Every line of the data below should be repeated exactly, and no picture should be copied.

◆ **Stored records**
=== Begin Enclosure ===
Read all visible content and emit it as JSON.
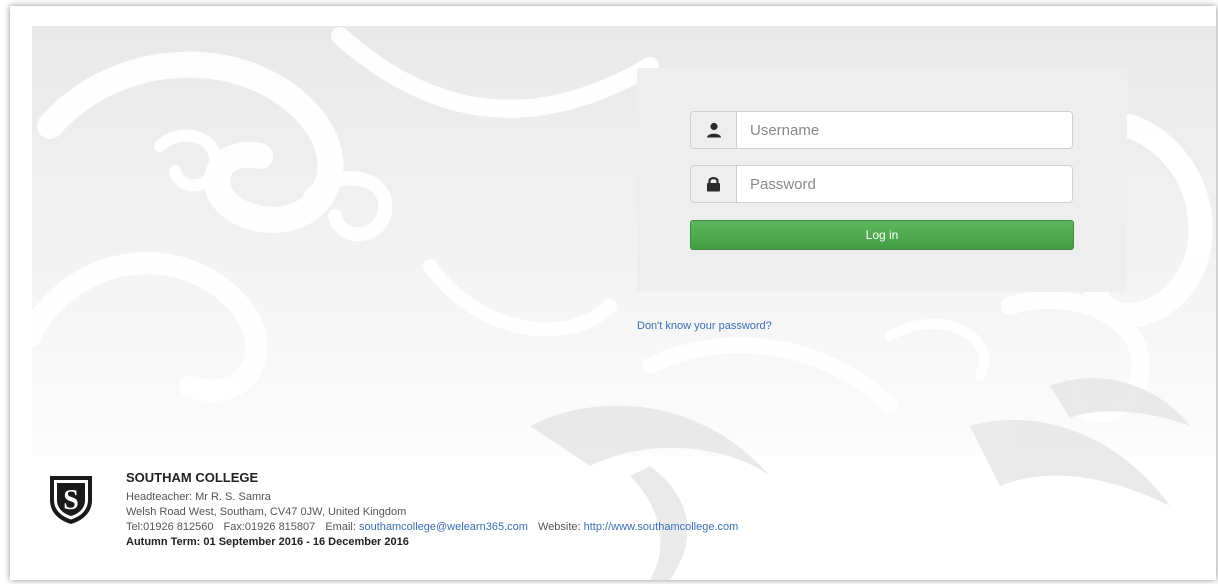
{
  "login": {
    "username_placeholder": "Username",
    "password_placeholder": "Password",
    "login_label": "Log in",
    "forgot_password": "Don't know your password?"
  },
  "icons": {
    "username": "user-icon",
    "password": "lock-icon",
    "crest": "school-crest-icon"
  },
  "school": {
    "crest_letter": "S",
    "name": "SOUTHAM COLLEGE",
    "headteacher": "Headteacher: Mr R. S. Samra",
    "address": "Welsh Road West, Southam, CV47 0JW, United Kingdom",
    "tel": "Tel:01926 812560",
    "fax": "Fax:01926 815807",
    "email_label": "Email:",
    "email": "southamcollege@welearn365.com",
    "website_label": "Website:",
    "website": "http://www.southamcollege.com",
    "term": "Autumn Term: 01 September 2016 - 16 December 2016"
  },
  "colors": {
    "button_green": "#5cb85c",
    "link_blue": "#3a6fb5",
    "panel_grey": "#eeeeee"
  }
}
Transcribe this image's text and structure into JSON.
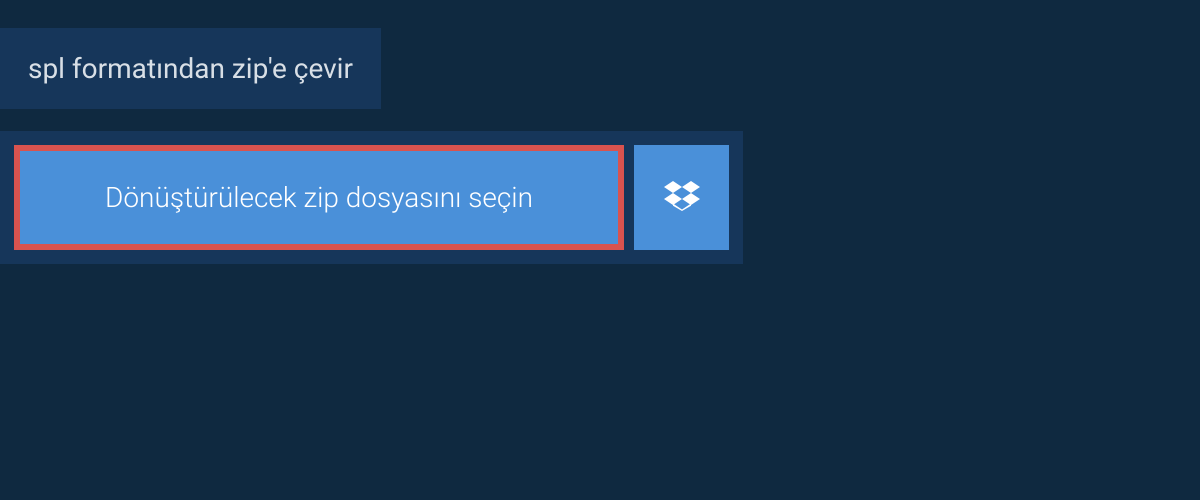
{
  "header": {
    "title": "spl formatından zip'e çevir"
  },
  "upload": {
    "select_button_label": "Dönüştürülecek zip dosyasını seçin",
    "dropbox_icon": "dropbox-icon"
  },
  "colors": {
    "background": "#0f2940",
    "panel": "#16365a",
    "button": "#4a90d9",
    "highlight_border": "#d9534f",
    "text_light": "#d8dfe6",
    "text_white": "#ffffff"
  }
}
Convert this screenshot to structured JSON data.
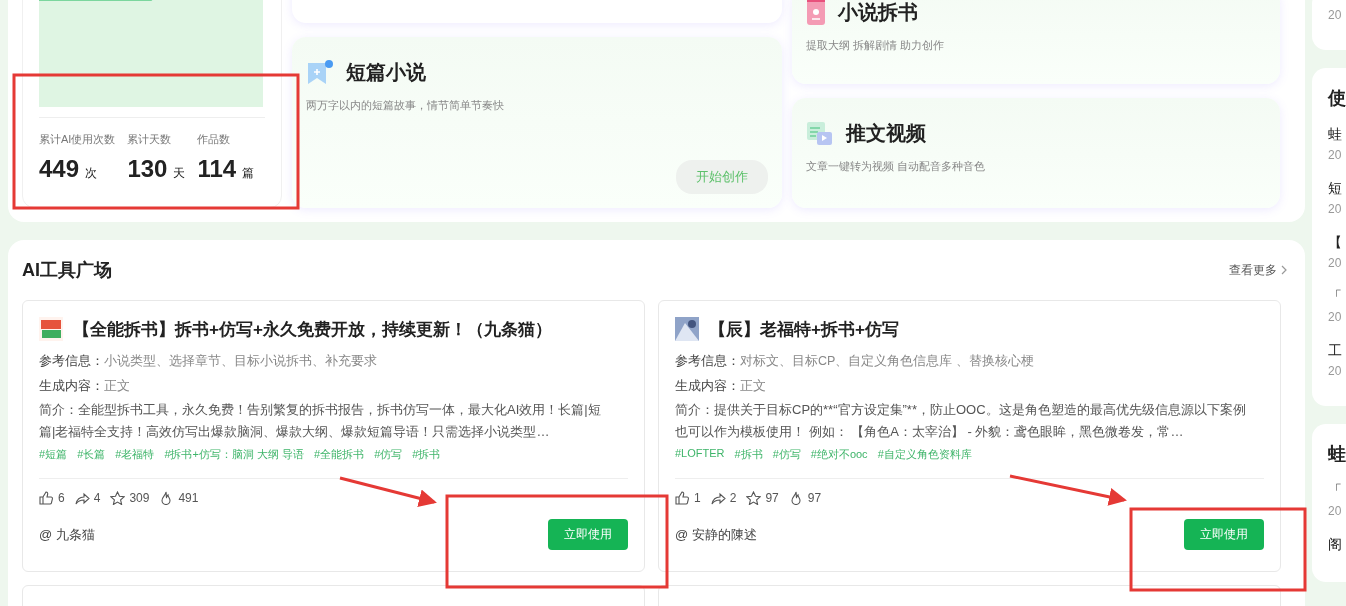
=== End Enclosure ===
◆ **Answer space**
Read all visible content and emit it as JSON.
{
  "login": {
    "username_placeholder": "Username",
    "password_placeholder": "Password",
    "login_label": "Log in",
    "forgot_password": "Don't know your password?"
  },
  "icons": {
    "username": "user-icon",
    "password": "lock-icon",
    "crest": "school-crest-icon"
  },
  "school": {
    "crest_letter": "S",
    "name": "SOUTHAM COLLEGE",
    "headteacher": "Headteacher: Mr R. S. Samra",
    "address": "Welsh Road West, Southam, CV47 0JW, United Kingdom",
    "tel": "Tel:01926 812560",
    "fax": "Fax:01926 815807",
    "email_label": "Email:",
    "email": "southamcollege@welearn365.com",
    "website_label": "Website:",
    "website": "http://www.southamcollege.com",
    "term": "Autumn Term: 01 September 2016 - 16 December 2016"
  },
  "colors": {
    "button_green": "#5cb85c",
    "link_blue": "#3a6fb5",
    "panel_grey": "#eeeeee"
  }
}
Transcribe this image's text and structure into JSON.
{
  "header": {
    "title": "spl formatından zip'e çevir"
  },
  "upload": {
    "select_button_label": "Dönüştürülecek zip dosyasını seçin",
    "dropbox_icon": "dropbox-icon"
  },
  "colors": {
    "background": "#0f2940",
    "panel": "#16365a",
    "button": "#4a90d9",
    "highlight_border": "#d9534f",
    "text_light": "#d8dfe6",
    "text_white": "#ffffff"
  }
}
Convert this screenshot to structured JSON data.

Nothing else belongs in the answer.